[EXTRACTED ENTRIES]
============================================================

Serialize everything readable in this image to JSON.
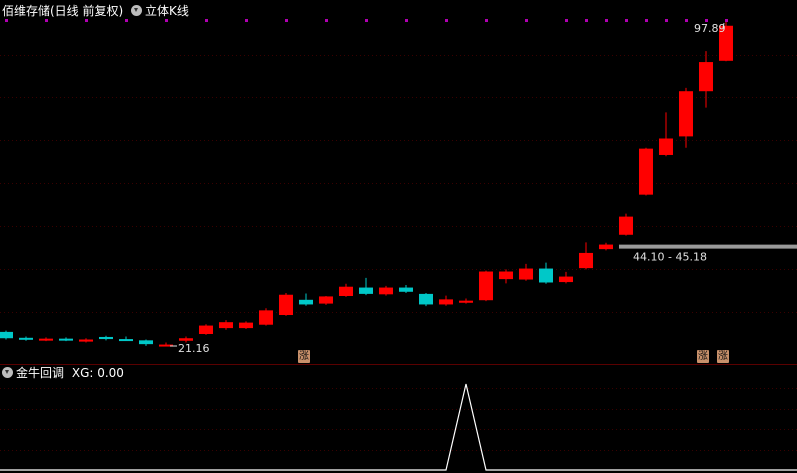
{
  "header": {
    "title": "佰维存储(日线 前复权)",
    "indicator": "立体K线"
  },
  "sub_header": {
    "indicator": "金牛回调",
    "value_text": "XG: 0.00"
  },
  "tags": {
    "left": "涨",
    "right1": "涨",
    "right2": "涨"
  },
  "colors": {
    "up": "#ff0000",
    "down": "#00c8c8",
    "grid": "#3a0000",
    "marker": "#b000b0",
    "support": "#9a9a9a",
    "tag_bg": "#c8906a"
  },
  "chart_data": [
    {
      "type": "candlestick",
      "title": "佰维存储(日线 前复权)",
      "annotations": {
        "high_label": "97.89",
        "low_label": "21.16",
        "range_label": "44.10 - 45.18"
      },
      "support_level": 45.18,
      "ylim": [
        18,
        101
      ],
      "candles": [
        {
          "o": 24.5,
          "c": 23.0,
          "h": 24.8,
          "l": 22.7
        },
        {
          "o": 23.1,
          "c": 22.7,
          "h": 23.4,
          "l": 22.4
        },
        {
          "o": 22.6,
          "c": 22.9,
          "h": 23.2,
          "l": 22.3
        },
        {
          "o": 22.9,
          "c": 22.6,
          "h": 23.2,
          "l": 22.3
        },
        {
          "o": 22.2,
          "c": 22.7,
          "h": 23.0,
          "l": 22.0
        },
        {
          "o": 23.3,
          "c": 22.8,
          "h": 23.6,
          "l": 22.5
        },
        {
          "o": 22.8,
          "c": 22.7,
          "h": 23.4,
          "l": 22.4
        },
        {
          "o": 22.5,
          "c": 21.6,
          "h": 22.7,
          "l": 21.2
        },
        {
          "o": 21.4,
          "c": 21.5,
          "h": 22.0,
          "l": 21.16
        },
        {
          "o": 22.4,
          "c": 23.0,
          "h": 23.4,
          "l": 22.0
        },
        {
          "o": 24.0,
          "c": 26.0,
          "h": 26.3,
          "l": 23.8
        },
        {
          "o": 25.4,
          "c": 26.8,
          "h": 27.3,
          "l": 25.0
        },
        {
          "o": 25.4,
          "c": 26.7,
          "h": 27.0,
          "l": 25.2
        },
        {
          "o": 26.2,
          "c": 29.6,
          "h": 30.1,
          "l": 26.0
        },
        {
          "o": 28.5,
          "c": 33.3,
          "h": 33.7,
          "l": 28.3
        },
        {
          "o": 32.1,
          "c": 31.0,
          "h": 33.6,
          "l": 30.7
        },
        {
          "o": 31.2,
          "c": 32.9,
          "h": 33.0,
          "l": 30.9
        },
        {
          "o": 33.0,
          "c": 35.2,
          "h": 35.9,
          "l": 32.8
        },
        {
          "o": 35.0,
          "c": 33.5,
          "h": 37.3,
          "l": 33.2
        },
        {
          "o": 33.4,
          "c": 35.0,
          "h": 35.4,
          "l": 33.1
        },
        {
          "o": 35.0,
          "c": 34.0,
          "h": 35.6,
          "l": 33.7
        },
        {
          "o": 33.5,
          "c": 31.0,
          "h": 33.7,
          "l": 30.6
        },
        {
          "o": 31.0,
          "c": 32.2,
          "h": 33.1,
          "l": 30.7
        },
        {
          "o": 31.4,
          "c": 31.9,
          "h": 32.4,
          "l": 31.2
        },
        {
          "o": 32.0,
          "c": 38.8,
          "h": 39.0,
          "l": 31.8
        },
        {
          "o": 37.0,
          "c": 38.8,
          "h": 39.3,
          "l": 36.0
        },
        {
          "o": 36.9,
          "c": 39.5,
          "h": 40.6,
          "l": 36.6
        },
        {
          "o": 39.5,
          "c": 36.2,
          "h": 40.9,
          "l": 35.9
        },
        {
          "o": 36.3,
          "c": 37.6,
          "h": 38.7,
          "l": 36.0
        },
        {
          "o": 39.6,
          "c": 43.2,
          "h": 45.7,
          "l": 39.3
        },
        {
          "o": 44.1,
          "c": 45.18,
          "h": 45.6,
          "l": 43.8
        },
        {
          "o": 47.5,
          "c": 51.8,
          "h": 52.5,
          "l": 47.3
        },
        {
          "o": 57.0,
          "c": 67.9,
          "h": 68.1,
          "l": 56.8
        },
        {
          "o": 66.4,
          "c": 70.3,
          "h": 76.5,
          "l": 66.1
        },
        {
          "o": 70.8,
          "c": 81.5,
          "h": 82.3,
          "l": 68.1
        },
        {
          "o": 81.5,
          "c": 88.4,
          "h": 91.0,
          "l": 77.6
        },
        {
          "o": 88.7,
          "c": 97.0,
          "h": 97.89,
          "l": 88.6
        }
      ]
    },
    {
      "type": "line",
      "title": "金牛回调",
      "series": [
        {
          "name": "XG",
          "values": [
            0,
            0,
            0,
            0,
            0,
            0,
            0,
            0,
            0,
            0,
            0,
            0,
            0,
            0,
            0,
            0,
            0,
            0,
            0,
            0,
            0,
            0,
            0,
            1,
            0,
            0,
            0,
            0,
            0,
            0,
            0,
            0,
            0,
            0,
            0,
            0,
            0
          ]
        }
      ],
      "ylim": [
        0,
        1
      ]
    }
  ]
}
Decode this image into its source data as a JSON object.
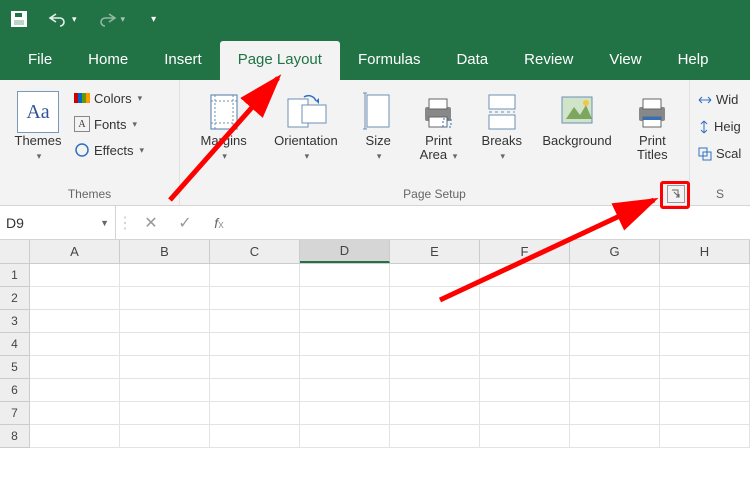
{
  "qa": {
    "save": "save-icon",
    "undo": "undo-icon",
    "redo": "redo-icon"
  },
  "tabs": [
    "File",
    "Home",
    "Insert",
    "Page Layout",
    "Formulas",
    "Data",
    "Review",
    "View",
    "Help"
  ],
  "active_tab": "Page Layout",
  "ribbon": {
    "themes": {
      "label": "Themes",
      "big": "Themes",
      "colors": "Colors",
      "fonts": "Fonts",
      "effects": "Effects"
    },
    "page_setup": {
      "label": "Page Setup",
      "margins": "Margins",
      "orientation": "Orientation",
      "size": "Size",
      "print_area": "Print\nArea",
      "breaks": "Breaks",
      "background": "Background",
      "print_titles": "Print\nTitles"
    },
    "scale_to_fit": {
      "label": "S",
      "width": "Wid",
      "height": "Heig",
      "scale": "Scal"
    }
  },
  "name_box": "D9",
  "columns": [
    "A",
    "B",
    "C",
    "D",
    "E",
    "F",
    "G",
    "H"
  ],
  "rows": [
    1,
    2,
    3,
    4,
    5,
    6,
    7,
    8
  ]
}
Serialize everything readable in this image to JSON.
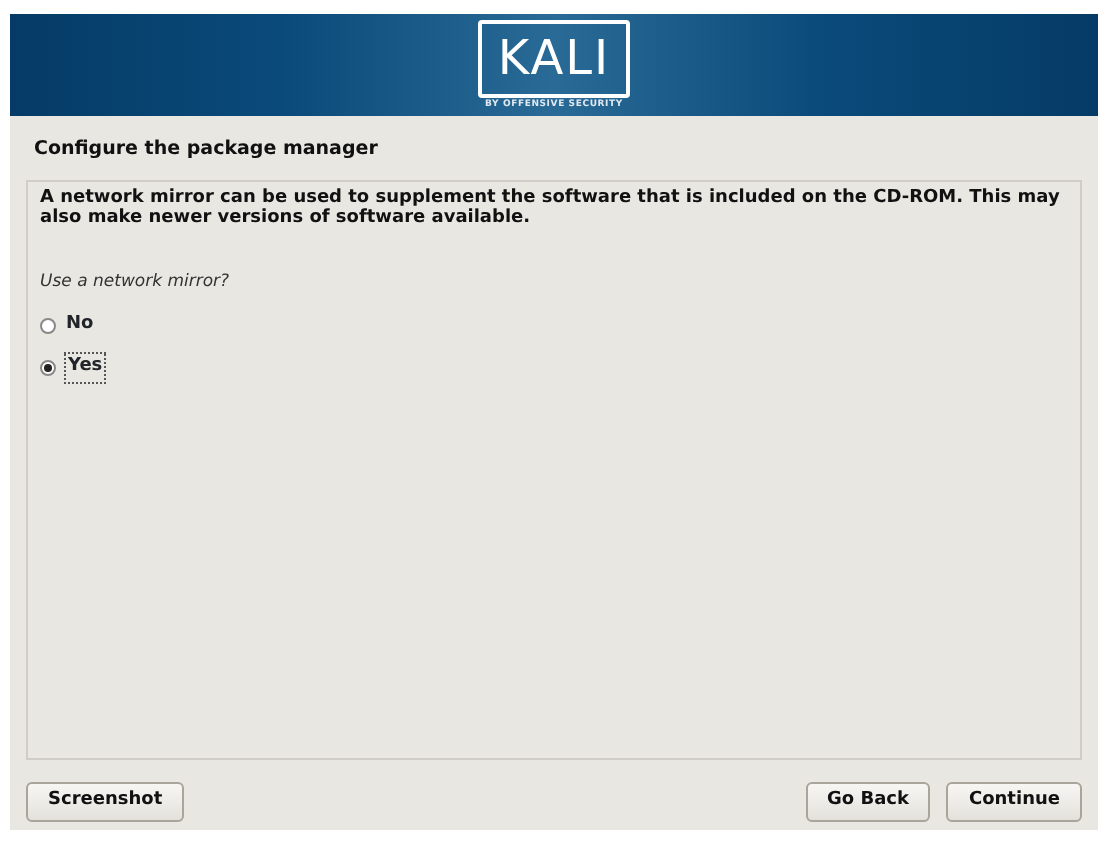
{
  "banner": {
    "logo": "KALI",
    "tagline": "BY OFFENSIVE SECURITY"
  },
  "title": "Configure the package manager",
  "description": "A network mirror can be used to supplement the software that is included on the CD-ROM. This may also make newer versions of software available.",
  "question": "Use a network mirror?",
  "options": [
    {
      "label": "No",
      "selected": false
    },
    {
      "label": "Yes",
      "selected": true
    }
  ],
  "buttons": {
    "left": [
      "Screenshot"
    ],
    "right": [
      "Go Back",
      "Continue"
    ]
  }
}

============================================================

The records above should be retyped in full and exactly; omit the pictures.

[ANSWER BELOW]
Serialize everything readable in this image to JSON.
{
  "header": {
    "title": "佰维存储(日线 前复权)",
    "indicator": "立体K线"
  },
  "sub_header": {
    "indicator": "金牛回调",
    "value_text": "XG: 0.00"
  },
  "tags": {
    "left": "涨",
    "right1": "涨",
    "right2": "涨"
  },
  "colors": {
    "up": "#ff0000",
    "down": "#00c8c8",
    "grid": "#3a0000",
    "marker": "#b000b0",
    "support": "#9a9a9a",
    "tag_bg": "#c8906a"
  },
  "chart_data": [
    {
      "type": "candlestick",
      "title": "佰维存储(日线 前复权)",
      "annotations": {
        "high_label": "97.89",
        "low_label": "21.16",
        "range_label": "44.10 - 45.18"
      },
      "support_level": 45.18,
      "ylim": [
        18,
        101
      ],
      "candles": [
        {
          "o": 24.5,
          "c": 23.0,
          "h": 24.8,
          "l": 22.7
        },
        {
          "o": 23.1,
          "c": 22.7,
          "h": 23.4,
          "l": 22.4
        },
        {
          "o": 22.6,
          "c": 22.9,
          "h": 23.2,
          "l": 22.3
        },
        {
          "o": 22.9,
          "c": 22.6,
          "h": 23.2,
          "l": 22.3
        },
        {
          "o": 22.2,
          "c": 22.7,
          "h": 23.0,
          "l": 22.0
        },
        {
          "o": 23.3,
          "c": 22.8,
          "h": 23.6,
          "l": 22.5
        },
        {
          "o": 22.8,
          "c": 22.7,
          "h": 23.4,
          "l": 22.4
        },
        {
          "o": 22.5,
          "c": 21.6,
          "h": 22.7,
          "l": 21.2
        },
        {
          "o": 21.4,
          "c": 21.5,
          "h": 22.0,
          "l": 21.16
        },
        {
          "o": 22.4,
          "c": 23.0,
          "h": 23.4,
          "l": 22.0
        },
        {
          "o": 24.0,
          "c": 26.0,
          "h": 26.3,
          "l": 23.8
        },
        {
          "o": 25.4,
          "c": 26.8,
          "h": 27.3,
          "l": 25.0
        },
        {
          "o": 25.4,
          "c": 26.7,
          "h": 27.0,
          "l": 25.2
        },
        {
          "o": 26.2,
          "c": 29.6,
          "h": 30.1,
          "l": 26.0
        },
        {
          "o": 28.5,
          "c": 33.3,
          "h": 33.7,
          "l": 28.3
        },
        {
          "o": 32.1,
          "c": 31.0,
          "h": 33.6,
          "l": 30.7
        },
        {
          "o": 31.2,
          "c": 32.9,
          "h": 33.0,
          "l": 30.9
        },
        {
          "o": 33.0,
          "c": 35.2,
          "h": 35.9,
          "l": 32.8
        },
        {
          "o": 35.0,
          "c": 33.5,
          "h": 37.3,
          "l": 33.2
        },
        {
          "o": 33.4,
          "c": 35.0,
          "h": 35.4,
          "l": 33.1
        },
        {
          "o": 35.0,
          "c": 34.0,
          "h": 35.6,
          "l": 33.7
        },
        {
          "o": 33.5,
          "c": 31.0,
          "h": 33.7,
          "l": 30.6
        },
        {
          "o": 31.0,
          "c": 32.2,
          "h": 33.1,
          "l": 30.7
        },
        {
          "o": 31.4,
          "c": 31.9,
          "h": 32.4,
          "l": 31.2
        },
        {
          "o": 32.0,
          "c": 38.8,
          "h": 39.0,
          "l": 31.8
        },
        {
          "o": 37.0,
          "c": 38.8,
          "h": 39.3,
          "l": 36.0
        },
        {
          "o": 36.9,
          "c": 39.5,
          "h": 40.6,
          "l": 36.6
        },
        {
          "o": 39.5,
          "c": 36.2,
          "h": 40.9,
          "l": 35.9
        },
        {
          "o": 36.3,
          "c": 37.6,
          "h": 38.7,
          "l": 36.0
        },
        {
          "o": 39.6,
          "c": 43.2,
          "h": 45.7,
          "l": 39.3
        },
        {
          "o": 44.1,
          "c": 45.18,
          "h": 45.6,
          "l": 43.8
        },
        {
          "o": 47.5,
          "c": 51.8,
          "h": 52.5,
          "l": 47.3
        },
        {
          "o": 57.0,
          "c": 67.9,
          "h": 68.1,
          "l": 56.8
        },
        {
          "o": 66.4,
          "c": 70.3,
          "h": 76.5,
          "l": 66.1
        },
        {
          "o": 70.8,
          "c": 81.5,
          "h": 82.3,
          "l": 68.1
        },
        {
          "o": 81.5,
          "c": 88.4,
          "h": 91.0,
          "l": 77.6
        },
        {
          "o": 88.7,
          "c": 97.0,
          "h": 97.89,
          "l": 88.6
        }
      ]
    },
    {
      "type": "line",
      "title": "金牛回调",
      "series": [
        {
          "name": "XG",
          "values": [
            0,
            0,
            0,
            0,
            0,
            0,
            0,
            0,
            0,
            0,
            0,
            0,
            0,
            0,
            0,
            0,
            0,
            0,
            0,
            0,
            0,
            0,
            0,
            1,
            0,
            0,
            0,
            0,
            0,
            0,
            0,
            0,
            0,
            0,
            0,
            0,
            0
          ]
        }
      ],
      "ylim": [
        0,
        1
      ]
    }
  ]
}
Decode this image into its source data as a JSON object.
{
  "qa": {
    "save": "save-icon",
    "undo": "undo-icon",
    "redo": "redo-icon"
  },
  "tabs": [
    "File",
    "Home",
    "Insert",
    "Page Layout",
    "Formulas",
    "Data",
    "Review",
    "View",
    "Help"
  ],
  "active_tab": "Page Layout",
  "ribbon": {
    "themes": {
      "label": "Themes",
      "big": "Themes",
      "colors": "Colors",
      "fonts": "Fonts",
      "effects": "Effects"
    },
    "page_setup": {
      "label": "Page Setup",
      "margins": "Margins",
      "orientation": "Orientation",
      "size": "Size",
      "print_area": "Print\nArea",
      "breaks": "Breaks",
      "background": "Background",
      "print_titles": "Print\nTitles"
    },
    "scale_to_fit": {
      "label": "S",
      "width": "Wid",
      "height": "Heig",
      "scale": "Scal"
    }
  },
  "name_box": "D9",
  "columns": [
    "A",
    "B",
    "C",
    "D",
    "E",
    "F",
    "G",
    "H"
  ],
  "rows": [
    1,
    2,
    3,
    4,
    5,
    6,
    7,
    8
  ]
}
Serialize everything readable in this image to JSON.
{
  "banner": {
    "logo": "KALI",
    "tagline": "BY OFFENSIVE SECURITY"
  },
  "title": "Configure the package manager",
  "description": "A network mirror can be used to supplement the software that is included on the CD-ROM. This may also make newer versions of software available.",
  "question": "Use a network mirror?",
  "options": [
    {
      "label": "No",
      "selected": false
    },
    {
      "label": "Yes",
      "selected": true
    }
  ],
  "buttons": {
    "left": [
      "Screenshot"
    ],
    "right": [
      "Go Back",
      "Continue"
    ]
  }
}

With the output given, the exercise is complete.